A few weeks ago while at the swimming pool with Emma, a woman asked me where she should take her two grandchildren, who were going to be staying with her. After inquiring what the age of her grandchildren were – just a bit younger than Nic and Emma – I began with a list of parks, (all with water features) moved on to museums, then zoos, botanical gardens etc.
At one point she pointed to Emma, who was standing near me twirling her hair around her index finger, and said, “What are her favorite things to do?”
I waited to see if Emma would respond, when she did not, I said, “Emma likes any park with water and the Central Park carousel,” I said. As I was speaking Emma was twirling her hair and opening all the lockers in the dressing room. Trying to engage her I said, “Hey Em. What do you like to do on the weekends?”
Emma turned to me and said, “You have to ask Mommy. Mommy can I go home now?”
The woman looked kindly at Emma, then with a certain amount of confusion said, “Oh!”
“Emma has autism,” I said. “Pronouns have always been tough.”
“I would never have guessed that looking at her,” the woman said.
I put my arm around Emma and said, “It was nice speaking with you, have a lovely time with your grandchildren.”
As we left I thought about what the woman said.

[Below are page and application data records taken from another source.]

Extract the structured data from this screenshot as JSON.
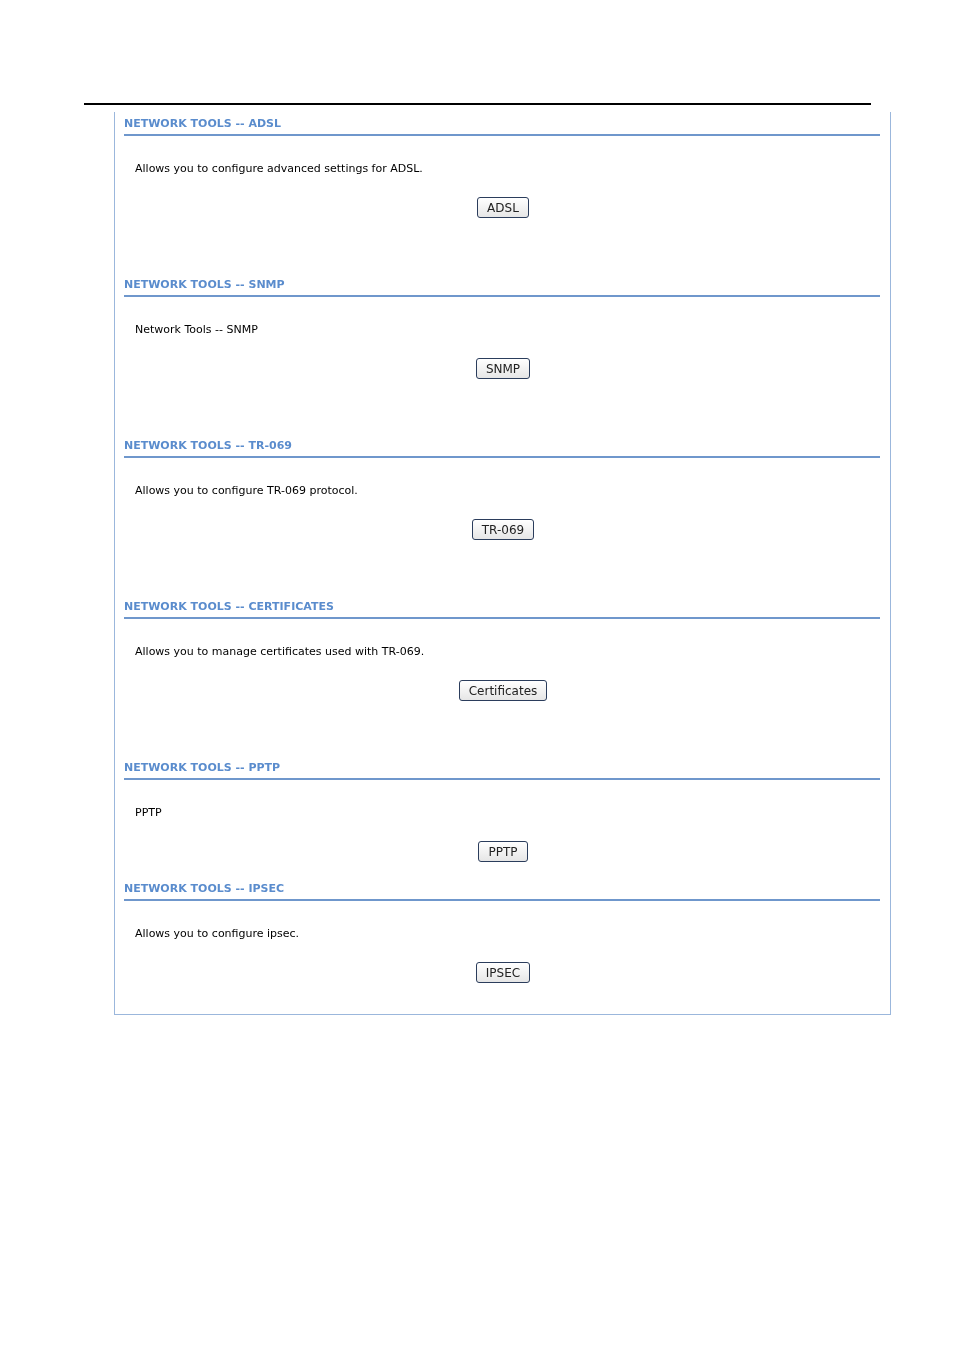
{
  "sections": [
    {
      "heading": "NETWORK TOOLS -- ADSL",
      "description": "Allows you to configure advanced settings for ADSL.",
      "button": "ADSL"
    },
    {
      "heading": "NETWORK TOOLS -- SNMP",
      "description": "Network Tools -- SNMP",
      "button": "SNMP"
    },
    {
      "heading": "NETWORK TOOLS -- TR-069",
      "description": "Allows you to configure TR-069 protocol.",
      "button": "TR-069"
    },
    {
      "heading": "NETWORK TOOLS -- CERTIFICATES",
      "description": "Allows you to manage certificates used with TR-069.",
      "button": "Certificates"
    },
    {
      "heading": "NETWORK TOOLS -- PPTP",
      "description": "PPTP",
      "button": "PPTP"
    },
    {
      "heading": "NETWORK TOOLS -- IPSEC",
      "description": "Allows you to configure ipsec.",
      "button": "IPSEC"
    }
  ]
}
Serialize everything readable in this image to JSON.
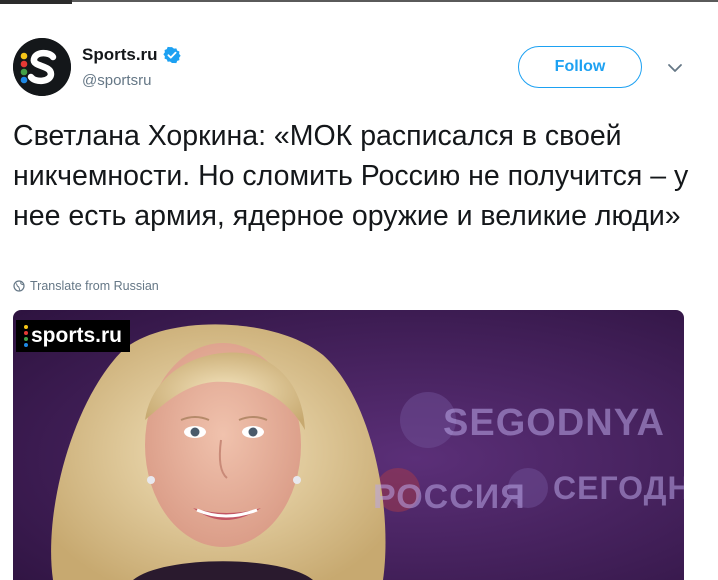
{
  "user": {
    "display_name": "Sports.ru",
    "handle": "@sportsru"
  },
  "follow_button": {
    "label": "Follow"
  },
  "tweet": {
    "text": "Светлана Хоркина: «МОК расписался в своей никчемности. Но сломить Россию не получится – у нее есть армия, ядерное оружие и великие люди»",
    "translate_label": "Translate from Russian"
  },
  "media": {
    "watermark": "sports.ru",
    "background_text_1": "SEGODNYA",
    "background_text_2": "РОССИЯ",
    "background_text_3": "СЕГОДНЯ"
  },
  "colors": {
    "accent": "#1da1f2",
    "text": "#14171a",
    "secondary_text": "#657786",
    "media_background": "#3b1a4f"
  }
}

Autism is often invisible. With many children they have no discernible signs of physical issues, they look healthy, they seem “normal”. Unless one tried to engage Emma in conversation, one would never know there was anything amiss. Even then, I’m surprised by how often people still don’t know. We have such a wide range of what we deem “normal” in human behavior. I think people assume they are speaking to a neuro-typical child and so it can take awhile before they discern that they are not. In Emma’s case she also can appear shy or perhaps people assume she’s one of those children who hasn’t been taught to be “polite” and answer when spoken to. Many of us find it confusing to see someone who “looks normal”, only to find there are deeper neurological issues lurking. Most people think, when first meeting Emma that she’s aloof or bored. Sadly, many people assume she hasn’t been brought up properly and so they become rude or scolding, speak to her harshly, before I can intervene.
So what exactly is normal?
I don’t know. But I’m not convinced it’s anything I aspire to.
Emma eating lunch at camp
For more on Emma’s journey through a childhood of autism, go to: www.EmmasHopeBook.com